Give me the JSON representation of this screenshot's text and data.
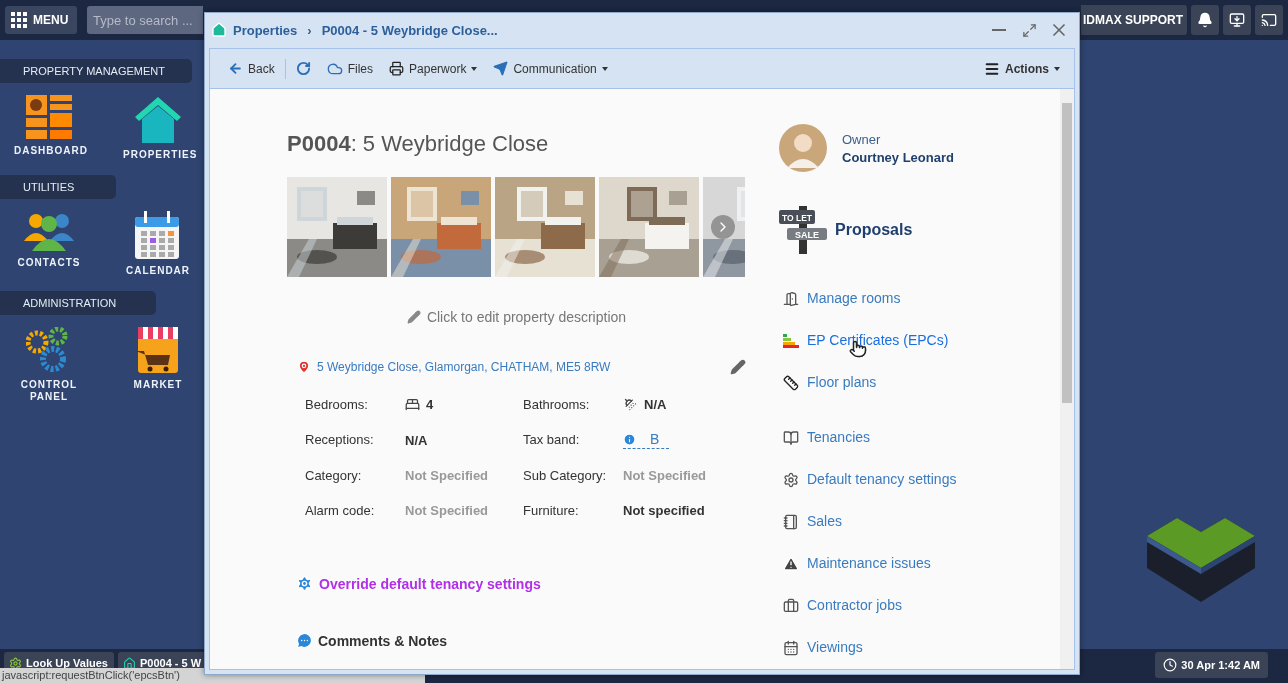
{
  "topbar": {
    "menu_label": "MENU",
    "search": {
      "placeholder": "Type to search ..."
    },
    "support_label": "IDMAX SUPPORT"
  },
  "sidebar": {
    "sections": [
      {
        "title": "PROPERTY MANAGEMENT",
        "apps": [
          {
            "kind": "dashboard",
            "label": "DASHBOARD"
          },
          {
            "kind": "properties",
            "label": "PROPERTIES"
          }
        ]
      },
      {
        "title": "UTILITIES",
        "apps": [
          {
            "kind": "contacts",
            "label": "CONTACTS"
          },
          {
            "kind": "calendar",
            "label": "CALENDAR"
          }
        ]
      },
      {
        "title": "ADMINISTRATION",
        "apps": [
          {
            "kind": "control",
            "label": "CONTROL PANEL"
          },
          {
            "kind": "market",
            "label": "MARKET"
          }
        ]
      }
    ]
  },
  "window": {
    "breadcrumb": [
      "Properties",
      "P0004 - 5 Weybridge Close..."
    ],
    "separator": "›",
    "toolbar": [
      {
        "kind": "back",
        "label": "Back",
        "dropdown": false
      },
      {
        "kind": "refresh",
        "dropdown": false
      },
      {
        "kind": "files",
        "label": "Files",
        "dropdown": false
      },
      {
        "kind": "paperwork",
        "label": "Paperwork",
        "dropdown": true
      },
      {
        "kind": "communication",
        "label": "Communication",
        "dropdown": true
      }
    ],
    "actions_label": "Actions"
  },
  "property": {
    "title": "**P0004**: 5 Weybridge Close",
    "description_placeholder": "Click to edit property description",
    "address": "5 Weybridge Close, Glamorgan, CHATHAM, ME5 8RW",
    "details": [
      {
        "label": "Bedrooms:",
        "value": "4",
        "muted": false,
        "link": false
      },
      {
        "label": "Bathrooms:",
        "value": "N/A",
        "muted": false,
        "link": false
      },
      {
        "label": "Receptions:",
        "value": "N/A",
        "muted": false,
        "link": false
      },
      {
        "label": "Tax band:",
        "value": "B",
        "muted": false,
        "link": true
      },
      {
        "label": "Category:",
        "value": "Not Specified",
        "muted": true,
        "link": false
      },
      {
        "label": "Sub Category:",
        "value": "Not Specified",
        "muted": true,
        "link": false
      },
      {
        "label": "Alarm code:",
        "value": "Not Specified",
        "muted": true,
        "link": false
      },
      {
        "label": "Furniture:",
        "value": "Not specified",
        "muted": false,
        "link": false
      }
    ],
    "override_link": "Override default tenancy settings",
    "comments_heading": "Comments & Notes"
  },
  "owner": {
    "role": "Owner",
    "name": "Courtney Leonard"
  },
  "proposals": {
    "title": "Proposals",
    "sign": [
      "TO LET",
      "SALE"
    ]
  },
  "link_groups": [
    [
      {
        "kind": "rooms",
        "label": "Manage rooms",
        "hovered": false
      },
      {
        "kind": "epc",
        "label": "EP Certificates (EPCs)",
        "hovered": true
      },
      {
        "kind": "floor",
        "label": "Floor plans",
        "hovered": false
      }
    ],
    [
      {
        "kind": "tenancies",
        "label": "Tenancies",
        "hovered": false
      },
      {
        "kind": "settings",
        "label": "Default tenancy settings",
        "hovered": false
      },
      {
        "kind": "sales",
        "label": "Sales",
        "hovered": false
      },
      {
        "kind": "maintenance",
        "label": "Maintenance issues",
        "hovered": false
      },
      {
        "kind": "contractor",
        "label": "Contractor jobs",
        "hovered": false
      },
      {
        "kind": "viewings",
        "label": "Viewings",
        "hovered": false
      }
    ]
  ],
  "taskbar": {
    "items": [
      {
        "kind": "lookup",
        "label": "Look Up Values"
      },
      {
        "kind": "property",
        "label": "P0004 - 5 W"
      }
    ],
    "clock": "30 Apr 1:42 AM"
  },
  "status_url": "javascript:requestBtnClick('epcsBtn')"
}
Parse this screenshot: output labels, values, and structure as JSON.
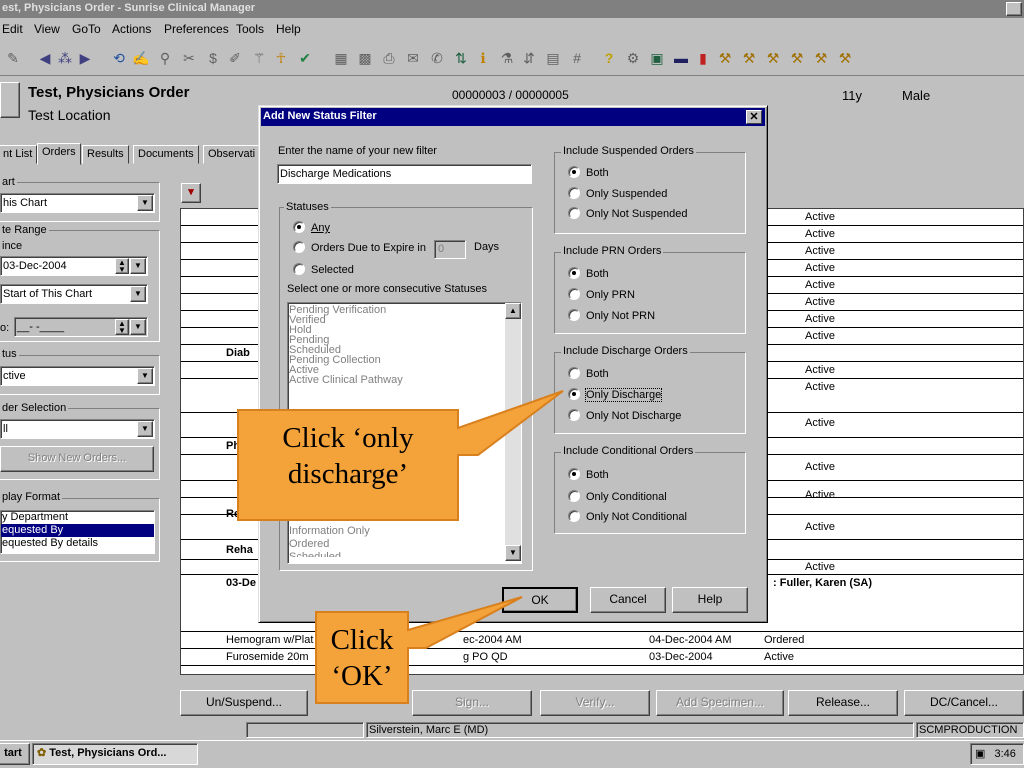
{
  "window": {
    "title": "est, Physicians Order - Sunrise Clinical Manager",
    "menu": [
      "Edit",
      "View",
      "GoTo",
      "Actions",
      "Preferences",
      "Tools",
      "Help"
    ]
  },
  "header": {
    "patient_name": "Test, Physicians Order",
    "location": "Test Location",
    "id_numbers": "00000003 / 00000005",
    "age": "11y",
    "sex": "Male"
  },
  "tabs": [
    "nt List",
    "Orders",
    "Results",
    "Documents",
    "Observati"
  ],
  "left_panel": {
    "chart_label": "art",
    "chart_value": "his Chart",
    "date_range_label": "te Range",
    "since_label": "ince",
    "since_date": "03-Dec-2004",
    "start_of_chart": "Start of This Chart",
    "to_label": "o:",
    "to_value": "__-  -____",
    "status_label": "tus",
    "status_value": "ctive",
    "order_selection_label": "der Selection",
    "order_selection_value": "ll",
    "show_new_orders": "Show New Orders...",
    "display_format_label": "play Format",
    "display_format_items": [
      "y Department",
      "equested By",
      "equested By details"
    ]
  },
  "grid": {
    "status_active": "Active",
    "group_labels": [
      "Diab",
      "Ph",
      "Re",
      "Reha"
    ],
    "date_group": "03-De",
    "requester": ":  Fuller, Karen (SA)",
    "row1": {
      "name": "Hemogram w/Plat",
      "ordered": "ec-2004 AM",
      "date": "04-Dec-2004 AM",
      "status": "Ordered"
    },
    "row2": {
      "name": "Furosemide  20m",
      "ordered": "g PO QD",
      "date": "03-Dec-2004",
      "status": "Active"
    }
  },
  "bottom_buttons": [
    "Un/Suspend...",
    "Sign...",
    "Verify...",
    "Add Specimen...",
    "Release...",
    "DC/Cancel..."
  ],
  "status_bar": {
    "user": "Silverstein, Marc E (MD)",
    "env": "SCMPRODUCTION"
  },
  "taskbar": {
    "start": "tart",
    "task": "Test, Physicians Ord...",
    "clock": "3:46"
  },
  "dialog": {
    "title": "Add New Status Filter",
    "name_prompt": "Enter the name of your new filter",
    "name_value": "Discharge Medications",
    "statuses_label": "Statuses",
    "opt_any": "Any",
    "opt_expire": "Orders Due to Expire in",
    "expire_days_value": "0",
    "days_label": "Days",
    "opt_selected": "Selected",
    "select_prompt": "Select one or more consecutive Statuses",
    "status_list": [
      "Pending Verification",
      "Verified",
      "Hold",
      "Pending",
      "Scheduled",
      "Pending Collection",
      "Active",
      "Active Clinical Pathway"
    ],
    "status_list_lower": [
      "Information Only",
      "Ordered",
      "Scheduled"
    ],
    "suspended_label": "Include Suspended Orders",
    "suspended_opts": [
      "Both",
      "Only Suspended",
      "Only Not Suspended"
    ],
    "prn_label": "Include PRN Orders",
    "prn_opts": [
      "Both",
      "Only PRN",
      "Only Not PRN"
    ],
    "discharge_label": "Include Discharge Orders",
    "discharge_opts": [
      "Both",
      "Only Discharge",
      "Only Not Discharge"
    ],
    "conditional_label": "Include Conditional Orders",
    "conditional_opts": [
      "Both",
      "Only Conditional",
      "Only Not Conditional"
    ],
    "ok": "OK",
    "cancel": "Cancel",
    "help": "Help"
  },
  "callouts": {
    "discharge": "Click ‘only discharge’",
    "ok": "Click ‘OK’"
  },
  "colors": {
    "dialog_title_bg": "#000080",
    "callout_fill": "#f4a23a",
    "callout_border": "#d9801e"
  }
}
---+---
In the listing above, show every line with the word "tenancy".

▸ **Your response**
    "override_link": "Override default tenancy settings",
        "label": "Default tenancy settings",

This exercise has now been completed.